> _EXERCISE AIM_
Work through the data line by line, gathering every line that has the word "JSON".

Start of RECORD EXTRACTS

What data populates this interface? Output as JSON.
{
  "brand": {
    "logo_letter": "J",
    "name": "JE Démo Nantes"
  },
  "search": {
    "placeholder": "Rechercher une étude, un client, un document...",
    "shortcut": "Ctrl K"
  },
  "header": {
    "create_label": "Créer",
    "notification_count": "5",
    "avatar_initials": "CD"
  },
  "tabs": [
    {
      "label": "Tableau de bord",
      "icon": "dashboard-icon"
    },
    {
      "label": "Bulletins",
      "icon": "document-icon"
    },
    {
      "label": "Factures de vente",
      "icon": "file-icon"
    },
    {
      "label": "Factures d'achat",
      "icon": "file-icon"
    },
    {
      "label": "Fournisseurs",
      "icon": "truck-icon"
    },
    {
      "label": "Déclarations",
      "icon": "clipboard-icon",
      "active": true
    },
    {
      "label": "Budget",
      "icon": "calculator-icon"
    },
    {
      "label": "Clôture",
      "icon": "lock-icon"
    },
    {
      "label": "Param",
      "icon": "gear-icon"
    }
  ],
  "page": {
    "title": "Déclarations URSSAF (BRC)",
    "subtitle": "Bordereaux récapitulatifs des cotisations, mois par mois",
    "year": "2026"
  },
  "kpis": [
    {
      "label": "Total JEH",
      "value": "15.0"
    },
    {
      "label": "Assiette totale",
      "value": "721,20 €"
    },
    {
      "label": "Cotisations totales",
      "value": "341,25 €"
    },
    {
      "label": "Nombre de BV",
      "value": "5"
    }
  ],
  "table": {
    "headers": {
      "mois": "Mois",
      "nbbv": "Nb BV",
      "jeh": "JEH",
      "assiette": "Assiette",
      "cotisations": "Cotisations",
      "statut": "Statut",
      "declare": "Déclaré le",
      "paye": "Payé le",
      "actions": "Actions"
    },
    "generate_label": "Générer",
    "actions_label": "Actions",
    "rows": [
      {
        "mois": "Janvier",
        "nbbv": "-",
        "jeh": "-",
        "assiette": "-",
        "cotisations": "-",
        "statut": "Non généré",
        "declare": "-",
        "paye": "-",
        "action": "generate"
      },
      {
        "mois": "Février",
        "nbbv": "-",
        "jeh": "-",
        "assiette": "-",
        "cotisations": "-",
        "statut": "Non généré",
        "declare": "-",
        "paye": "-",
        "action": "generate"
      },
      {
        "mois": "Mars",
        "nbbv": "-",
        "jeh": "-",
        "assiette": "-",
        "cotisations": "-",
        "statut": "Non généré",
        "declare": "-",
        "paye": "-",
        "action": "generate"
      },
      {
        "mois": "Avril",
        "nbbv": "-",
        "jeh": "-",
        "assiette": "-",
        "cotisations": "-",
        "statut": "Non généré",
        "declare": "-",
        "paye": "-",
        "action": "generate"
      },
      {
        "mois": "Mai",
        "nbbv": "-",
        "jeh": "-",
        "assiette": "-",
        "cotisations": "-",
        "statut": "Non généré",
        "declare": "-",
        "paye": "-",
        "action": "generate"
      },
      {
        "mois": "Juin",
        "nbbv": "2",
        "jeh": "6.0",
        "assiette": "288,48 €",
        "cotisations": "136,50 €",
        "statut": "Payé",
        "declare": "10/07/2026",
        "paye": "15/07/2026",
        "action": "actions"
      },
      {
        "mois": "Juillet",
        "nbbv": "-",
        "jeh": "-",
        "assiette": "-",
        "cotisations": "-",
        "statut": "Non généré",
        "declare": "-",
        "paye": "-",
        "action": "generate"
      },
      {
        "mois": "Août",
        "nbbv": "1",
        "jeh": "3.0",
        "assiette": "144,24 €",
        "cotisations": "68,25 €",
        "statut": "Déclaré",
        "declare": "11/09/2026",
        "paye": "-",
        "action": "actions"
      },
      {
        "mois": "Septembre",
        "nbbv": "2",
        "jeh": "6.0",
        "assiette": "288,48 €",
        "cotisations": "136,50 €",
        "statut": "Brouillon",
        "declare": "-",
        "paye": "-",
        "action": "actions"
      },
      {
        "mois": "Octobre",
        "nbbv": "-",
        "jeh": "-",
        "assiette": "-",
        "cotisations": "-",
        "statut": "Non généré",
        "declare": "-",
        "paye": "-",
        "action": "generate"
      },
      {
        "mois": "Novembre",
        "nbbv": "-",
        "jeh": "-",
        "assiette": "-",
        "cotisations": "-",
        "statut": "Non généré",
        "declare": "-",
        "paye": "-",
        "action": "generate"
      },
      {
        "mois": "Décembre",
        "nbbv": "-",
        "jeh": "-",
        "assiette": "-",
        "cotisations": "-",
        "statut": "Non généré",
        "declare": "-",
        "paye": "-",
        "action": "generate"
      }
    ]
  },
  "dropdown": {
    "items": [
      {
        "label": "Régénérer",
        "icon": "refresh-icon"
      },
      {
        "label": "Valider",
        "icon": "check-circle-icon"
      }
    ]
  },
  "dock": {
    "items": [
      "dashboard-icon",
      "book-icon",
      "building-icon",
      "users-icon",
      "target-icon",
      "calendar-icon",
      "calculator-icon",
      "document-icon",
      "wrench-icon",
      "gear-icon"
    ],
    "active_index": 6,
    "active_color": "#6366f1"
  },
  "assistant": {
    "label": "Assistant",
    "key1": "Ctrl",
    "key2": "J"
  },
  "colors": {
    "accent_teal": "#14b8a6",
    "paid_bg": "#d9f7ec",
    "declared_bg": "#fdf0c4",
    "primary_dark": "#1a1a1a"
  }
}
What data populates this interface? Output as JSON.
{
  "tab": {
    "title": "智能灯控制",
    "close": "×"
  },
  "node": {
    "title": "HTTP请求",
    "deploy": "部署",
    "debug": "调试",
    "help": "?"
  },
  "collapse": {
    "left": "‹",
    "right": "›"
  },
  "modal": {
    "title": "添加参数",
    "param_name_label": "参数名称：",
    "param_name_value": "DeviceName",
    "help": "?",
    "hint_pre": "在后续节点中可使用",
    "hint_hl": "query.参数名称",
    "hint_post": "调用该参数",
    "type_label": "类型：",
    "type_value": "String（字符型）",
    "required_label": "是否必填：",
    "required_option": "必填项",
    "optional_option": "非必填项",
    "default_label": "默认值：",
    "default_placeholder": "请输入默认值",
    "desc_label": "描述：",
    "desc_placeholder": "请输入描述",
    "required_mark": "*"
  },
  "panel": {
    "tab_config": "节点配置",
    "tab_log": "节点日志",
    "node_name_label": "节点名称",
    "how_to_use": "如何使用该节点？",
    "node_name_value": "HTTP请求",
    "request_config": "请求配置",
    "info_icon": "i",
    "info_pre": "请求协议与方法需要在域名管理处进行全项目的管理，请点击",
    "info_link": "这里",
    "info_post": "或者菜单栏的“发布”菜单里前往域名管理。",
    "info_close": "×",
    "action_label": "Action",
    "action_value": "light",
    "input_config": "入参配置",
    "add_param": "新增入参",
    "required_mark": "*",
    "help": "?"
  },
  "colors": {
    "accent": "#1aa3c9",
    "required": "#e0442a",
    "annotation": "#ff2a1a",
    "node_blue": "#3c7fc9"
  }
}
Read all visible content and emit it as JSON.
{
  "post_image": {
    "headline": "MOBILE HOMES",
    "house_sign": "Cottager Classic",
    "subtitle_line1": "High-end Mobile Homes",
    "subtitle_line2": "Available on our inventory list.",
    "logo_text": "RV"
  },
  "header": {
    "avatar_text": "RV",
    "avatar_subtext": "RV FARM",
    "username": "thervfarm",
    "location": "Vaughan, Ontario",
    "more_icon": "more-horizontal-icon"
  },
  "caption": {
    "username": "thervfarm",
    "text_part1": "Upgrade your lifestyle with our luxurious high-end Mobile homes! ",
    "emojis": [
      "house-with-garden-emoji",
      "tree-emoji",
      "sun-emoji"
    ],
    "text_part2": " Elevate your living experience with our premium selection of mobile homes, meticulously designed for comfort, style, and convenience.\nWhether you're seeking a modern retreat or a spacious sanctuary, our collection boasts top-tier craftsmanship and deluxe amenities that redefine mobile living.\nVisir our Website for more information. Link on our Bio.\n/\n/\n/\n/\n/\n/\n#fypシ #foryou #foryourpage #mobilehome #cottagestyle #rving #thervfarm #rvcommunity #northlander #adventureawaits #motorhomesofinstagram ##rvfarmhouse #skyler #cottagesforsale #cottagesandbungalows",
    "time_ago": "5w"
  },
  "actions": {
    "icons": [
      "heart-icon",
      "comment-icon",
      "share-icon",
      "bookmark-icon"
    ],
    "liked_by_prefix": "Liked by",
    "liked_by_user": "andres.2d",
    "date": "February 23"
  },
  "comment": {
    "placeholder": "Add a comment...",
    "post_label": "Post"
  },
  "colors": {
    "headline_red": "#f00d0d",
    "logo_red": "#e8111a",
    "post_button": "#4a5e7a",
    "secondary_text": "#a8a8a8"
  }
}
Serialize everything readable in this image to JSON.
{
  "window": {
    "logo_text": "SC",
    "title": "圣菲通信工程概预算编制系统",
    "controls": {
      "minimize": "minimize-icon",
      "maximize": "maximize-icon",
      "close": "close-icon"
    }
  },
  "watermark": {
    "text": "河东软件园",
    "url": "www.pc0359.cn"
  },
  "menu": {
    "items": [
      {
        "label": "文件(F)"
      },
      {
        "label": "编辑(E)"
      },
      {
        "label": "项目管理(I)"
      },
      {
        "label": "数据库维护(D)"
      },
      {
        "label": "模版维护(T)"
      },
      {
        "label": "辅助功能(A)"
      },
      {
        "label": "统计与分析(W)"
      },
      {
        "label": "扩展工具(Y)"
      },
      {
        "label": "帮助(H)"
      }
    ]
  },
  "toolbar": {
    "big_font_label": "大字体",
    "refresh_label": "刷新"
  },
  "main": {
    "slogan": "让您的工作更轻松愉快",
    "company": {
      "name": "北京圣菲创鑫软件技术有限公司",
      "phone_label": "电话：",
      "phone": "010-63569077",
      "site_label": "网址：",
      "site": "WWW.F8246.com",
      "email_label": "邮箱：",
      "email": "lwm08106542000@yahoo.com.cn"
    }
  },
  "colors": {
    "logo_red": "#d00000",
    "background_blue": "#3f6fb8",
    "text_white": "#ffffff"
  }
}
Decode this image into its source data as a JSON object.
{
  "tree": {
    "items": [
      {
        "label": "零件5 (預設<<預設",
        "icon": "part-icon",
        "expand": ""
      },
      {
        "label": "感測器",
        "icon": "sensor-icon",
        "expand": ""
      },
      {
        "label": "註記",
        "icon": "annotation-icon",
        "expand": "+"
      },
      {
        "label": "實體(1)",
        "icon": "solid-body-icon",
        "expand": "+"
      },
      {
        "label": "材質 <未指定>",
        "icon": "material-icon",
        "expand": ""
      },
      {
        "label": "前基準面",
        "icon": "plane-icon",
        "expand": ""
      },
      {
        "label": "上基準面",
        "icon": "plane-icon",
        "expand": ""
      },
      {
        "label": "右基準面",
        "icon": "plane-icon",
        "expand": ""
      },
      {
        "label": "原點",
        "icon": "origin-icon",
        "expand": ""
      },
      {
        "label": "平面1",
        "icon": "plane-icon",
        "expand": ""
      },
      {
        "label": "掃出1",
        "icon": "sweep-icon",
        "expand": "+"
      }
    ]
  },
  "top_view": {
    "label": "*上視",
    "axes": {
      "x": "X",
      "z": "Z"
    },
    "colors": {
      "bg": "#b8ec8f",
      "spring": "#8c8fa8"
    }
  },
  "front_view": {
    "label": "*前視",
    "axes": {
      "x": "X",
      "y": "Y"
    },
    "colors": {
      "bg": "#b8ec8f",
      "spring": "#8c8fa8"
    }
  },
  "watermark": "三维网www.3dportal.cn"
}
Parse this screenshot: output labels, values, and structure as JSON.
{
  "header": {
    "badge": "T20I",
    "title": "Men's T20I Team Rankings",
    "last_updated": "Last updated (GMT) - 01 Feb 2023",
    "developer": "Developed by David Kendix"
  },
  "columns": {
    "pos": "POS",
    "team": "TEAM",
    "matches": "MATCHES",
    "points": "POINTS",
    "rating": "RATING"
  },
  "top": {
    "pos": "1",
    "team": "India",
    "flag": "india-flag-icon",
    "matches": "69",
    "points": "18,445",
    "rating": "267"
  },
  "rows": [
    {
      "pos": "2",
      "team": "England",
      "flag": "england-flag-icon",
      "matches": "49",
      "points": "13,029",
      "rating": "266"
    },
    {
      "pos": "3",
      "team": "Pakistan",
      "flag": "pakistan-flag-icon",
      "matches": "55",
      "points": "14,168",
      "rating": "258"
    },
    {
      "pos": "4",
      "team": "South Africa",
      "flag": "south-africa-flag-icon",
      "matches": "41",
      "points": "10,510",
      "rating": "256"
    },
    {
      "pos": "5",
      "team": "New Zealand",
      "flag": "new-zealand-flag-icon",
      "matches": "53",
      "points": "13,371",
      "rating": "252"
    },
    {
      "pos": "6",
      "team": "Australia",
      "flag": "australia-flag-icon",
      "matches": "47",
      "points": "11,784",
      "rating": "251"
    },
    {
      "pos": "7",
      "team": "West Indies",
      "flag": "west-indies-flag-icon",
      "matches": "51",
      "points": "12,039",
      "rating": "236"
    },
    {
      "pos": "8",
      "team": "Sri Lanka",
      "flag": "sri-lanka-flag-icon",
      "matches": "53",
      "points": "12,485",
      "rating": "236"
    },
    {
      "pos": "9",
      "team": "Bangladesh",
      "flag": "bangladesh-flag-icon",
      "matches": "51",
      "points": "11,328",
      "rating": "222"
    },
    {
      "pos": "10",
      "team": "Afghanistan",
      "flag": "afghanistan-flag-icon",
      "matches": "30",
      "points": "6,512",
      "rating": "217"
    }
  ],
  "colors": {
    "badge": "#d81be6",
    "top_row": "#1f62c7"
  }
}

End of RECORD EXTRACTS

> _FINISHED TASK_
What data populates this interface? Output as JSON.
What data populates this interface? Output as JSON.
Read all visible content and emit it as JSON.
Serialize everything readable in this image to JSON.
Decode this image into its source data as a JSON object.
Parse this screenshot: output labels, values, and structure as JSON.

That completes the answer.